Task statement:
Among the entries below, find the lines with the word "handle" and copy them.

Source data:

# # # # #

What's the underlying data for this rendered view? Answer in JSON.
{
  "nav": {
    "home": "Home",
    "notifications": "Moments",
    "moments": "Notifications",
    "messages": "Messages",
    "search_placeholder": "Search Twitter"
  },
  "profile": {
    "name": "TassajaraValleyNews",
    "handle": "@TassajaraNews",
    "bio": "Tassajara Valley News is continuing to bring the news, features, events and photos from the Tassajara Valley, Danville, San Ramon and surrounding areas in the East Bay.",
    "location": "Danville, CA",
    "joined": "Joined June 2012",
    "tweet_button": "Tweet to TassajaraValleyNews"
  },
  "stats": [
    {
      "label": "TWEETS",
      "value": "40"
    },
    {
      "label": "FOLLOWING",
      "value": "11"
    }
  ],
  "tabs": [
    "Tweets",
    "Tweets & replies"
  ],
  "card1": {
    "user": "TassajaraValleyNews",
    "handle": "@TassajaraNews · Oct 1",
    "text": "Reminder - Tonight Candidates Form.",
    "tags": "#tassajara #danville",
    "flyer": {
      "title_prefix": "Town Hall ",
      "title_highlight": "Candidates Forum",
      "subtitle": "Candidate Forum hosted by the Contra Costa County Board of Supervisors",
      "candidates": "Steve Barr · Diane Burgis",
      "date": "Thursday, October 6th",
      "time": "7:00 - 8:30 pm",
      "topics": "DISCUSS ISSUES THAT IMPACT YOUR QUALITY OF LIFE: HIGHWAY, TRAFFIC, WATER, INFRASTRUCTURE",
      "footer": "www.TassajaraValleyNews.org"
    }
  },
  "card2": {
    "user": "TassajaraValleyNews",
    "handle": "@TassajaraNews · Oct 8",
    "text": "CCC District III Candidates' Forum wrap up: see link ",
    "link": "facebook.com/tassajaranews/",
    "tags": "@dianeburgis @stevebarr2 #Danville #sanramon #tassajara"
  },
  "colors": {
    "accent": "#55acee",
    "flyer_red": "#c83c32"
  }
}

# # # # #

Solution to this problem:
    "handle": "@TassajaraNews",
    "handle": "@TassajaraNews · Oct 1",
    "handle": "@TassajaraNews · Oct 8",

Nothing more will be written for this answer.